“School leaders’ efforts to keep schools going have been taken for granted. Our members have been left over-worked, under-valued and without protection and support in their time of greatest need. They have now begun the new school year with no change on the horizon.”

In a statement, NAHT NI said it believes there “is no alternative but to escalate our efforts”.

A spokesperson said: “The employing bodies have been given very fair warning — employers were advised in January 2019 that NAHT(NI) carried out an indicative ballot in which members indicated overwhelming support for industrial action.

“There is a demonstrable depth of feeling amongst principals and vice-principals across Northern Ireland that now is the time for action.”

Union leader Geri Cameron continued: “We are extremely disappointed that the Department of Education (DENI) and the employing bodies have not managed to find a way to end our dispute.

“We believe that, if the will is there, the employers can make the necessary changes to improve the work life of school leaders. NAHT (NI) members are operating in extremely difficult and unique conditions.

“They have been supporting the education service tirelessly since teachers’ action began in 2011. The current inaction on the employers’ part could potentially lead to school leaders across Northern Ireland also taking industrial action.

“Whatever action we may take will be directed towards the employers and we will work towards minimising any impact upon learners and their families.

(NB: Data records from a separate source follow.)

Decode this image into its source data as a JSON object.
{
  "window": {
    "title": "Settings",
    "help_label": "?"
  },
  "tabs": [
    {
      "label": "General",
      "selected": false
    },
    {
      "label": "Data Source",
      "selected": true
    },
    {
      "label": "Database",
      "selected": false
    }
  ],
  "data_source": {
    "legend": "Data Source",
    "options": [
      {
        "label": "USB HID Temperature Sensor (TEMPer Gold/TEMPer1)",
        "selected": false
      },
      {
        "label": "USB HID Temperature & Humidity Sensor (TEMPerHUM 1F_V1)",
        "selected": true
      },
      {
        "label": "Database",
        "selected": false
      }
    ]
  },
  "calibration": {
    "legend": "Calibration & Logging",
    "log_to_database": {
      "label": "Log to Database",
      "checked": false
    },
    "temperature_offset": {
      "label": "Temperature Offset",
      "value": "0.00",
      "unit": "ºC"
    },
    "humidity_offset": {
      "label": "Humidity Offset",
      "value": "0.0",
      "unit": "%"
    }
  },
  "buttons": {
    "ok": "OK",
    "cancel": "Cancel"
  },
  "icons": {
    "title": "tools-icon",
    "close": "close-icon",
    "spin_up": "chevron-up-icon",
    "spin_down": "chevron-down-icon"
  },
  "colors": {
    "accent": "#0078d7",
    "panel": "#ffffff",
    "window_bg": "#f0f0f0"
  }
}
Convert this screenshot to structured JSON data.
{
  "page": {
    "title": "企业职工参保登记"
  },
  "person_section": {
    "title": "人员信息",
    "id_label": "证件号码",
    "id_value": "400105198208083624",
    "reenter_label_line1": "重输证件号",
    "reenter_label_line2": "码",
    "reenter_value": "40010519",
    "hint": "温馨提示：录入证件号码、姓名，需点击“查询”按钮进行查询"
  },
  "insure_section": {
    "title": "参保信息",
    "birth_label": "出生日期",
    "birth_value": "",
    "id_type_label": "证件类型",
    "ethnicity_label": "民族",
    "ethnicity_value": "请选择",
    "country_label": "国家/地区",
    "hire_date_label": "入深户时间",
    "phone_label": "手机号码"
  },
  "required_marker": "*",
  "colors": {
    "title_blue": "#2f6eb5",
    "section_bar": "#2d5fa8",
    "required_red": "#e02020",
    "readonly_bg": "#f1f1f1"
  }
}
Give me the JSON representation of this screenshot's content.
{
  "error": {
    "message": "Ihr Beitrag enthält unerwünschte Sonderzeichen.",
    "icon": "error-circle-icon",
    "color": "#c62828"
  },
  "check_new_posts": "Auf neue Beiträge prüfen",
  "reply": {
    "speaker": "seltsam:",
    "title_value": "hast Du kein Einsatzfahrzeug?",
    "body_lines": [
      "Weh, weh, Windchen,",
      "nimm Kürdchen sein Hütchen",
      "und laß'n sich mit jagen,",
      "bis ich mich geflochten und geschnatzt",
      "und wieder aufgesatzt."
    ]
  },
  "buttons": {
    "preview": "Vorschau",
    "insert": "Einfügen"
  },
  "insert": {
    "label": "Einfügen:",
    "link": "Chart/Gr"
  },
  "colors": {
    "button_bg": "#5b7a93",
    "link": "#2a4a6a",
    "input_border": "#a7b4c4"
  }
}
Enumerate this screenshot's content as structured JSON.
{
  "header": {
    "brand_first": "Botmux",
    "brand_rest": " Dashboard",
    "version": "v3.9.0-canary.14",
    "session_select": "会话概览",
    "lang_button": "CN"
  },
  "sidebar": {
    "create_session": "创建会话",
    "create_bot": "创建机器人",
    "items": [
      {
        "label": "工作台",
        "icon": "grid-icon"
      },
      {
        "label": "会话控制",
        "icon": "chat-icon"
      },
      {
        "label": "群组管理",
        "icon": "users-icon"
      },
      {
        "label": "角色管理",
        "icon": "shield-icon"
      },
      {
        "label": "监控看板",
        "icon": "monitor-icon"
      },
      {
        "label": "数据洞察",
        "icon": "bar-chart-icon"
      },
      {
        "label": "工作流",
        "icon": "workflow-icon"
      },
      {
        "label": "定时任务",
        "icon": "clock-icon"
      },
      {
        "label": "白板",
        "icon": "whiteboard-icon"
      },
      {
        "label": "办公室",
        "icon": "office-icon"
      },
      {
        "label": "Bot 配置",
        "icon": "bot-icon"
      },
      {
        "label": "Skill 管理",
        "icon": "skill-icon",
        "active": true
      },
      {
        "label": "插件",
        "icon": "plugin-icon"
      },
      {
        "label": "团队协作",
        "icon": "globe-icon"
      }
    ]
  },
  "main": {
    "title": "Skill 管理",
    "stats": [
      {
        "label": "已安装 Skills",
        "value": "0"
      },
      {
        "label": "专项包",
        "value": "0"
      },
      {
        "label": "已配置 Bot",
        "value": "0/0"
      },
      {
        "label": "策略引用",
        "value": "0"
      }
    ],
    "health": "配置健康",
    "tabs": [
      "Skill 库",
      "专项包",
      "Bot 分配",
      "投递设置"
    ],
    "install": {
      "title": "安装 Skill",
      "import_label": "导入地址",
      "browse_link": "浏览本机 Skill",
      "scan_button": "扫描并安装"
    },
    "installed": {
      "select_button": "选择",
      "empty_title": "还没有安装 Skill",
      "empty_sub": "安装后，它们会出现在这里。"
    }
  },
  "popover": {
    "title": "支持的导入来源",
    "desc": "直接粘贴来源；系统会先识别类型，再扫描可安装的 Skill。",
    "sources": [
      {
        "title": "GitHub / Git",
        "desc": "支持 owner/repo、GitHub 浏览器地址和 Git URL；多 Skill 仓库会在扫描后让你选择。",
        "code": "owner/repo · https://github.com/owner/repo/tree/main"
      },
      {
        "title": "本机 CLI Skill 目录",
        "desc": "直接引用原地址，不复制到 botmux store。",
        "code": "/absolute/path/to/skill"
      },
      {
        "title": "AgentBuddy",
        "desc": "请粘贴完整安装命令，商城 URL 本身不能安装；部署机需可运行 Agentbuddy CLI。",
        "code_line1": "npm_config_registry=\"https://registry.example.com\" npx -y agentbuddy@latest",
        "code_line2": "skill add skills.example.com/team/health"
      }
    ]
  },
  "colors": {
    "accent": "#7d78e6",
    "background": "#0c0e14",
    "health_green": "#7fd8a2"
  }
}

Of course, we hope that employing bodies will provide a meaningful response to help bring this dispute to an end before we go to ballot.”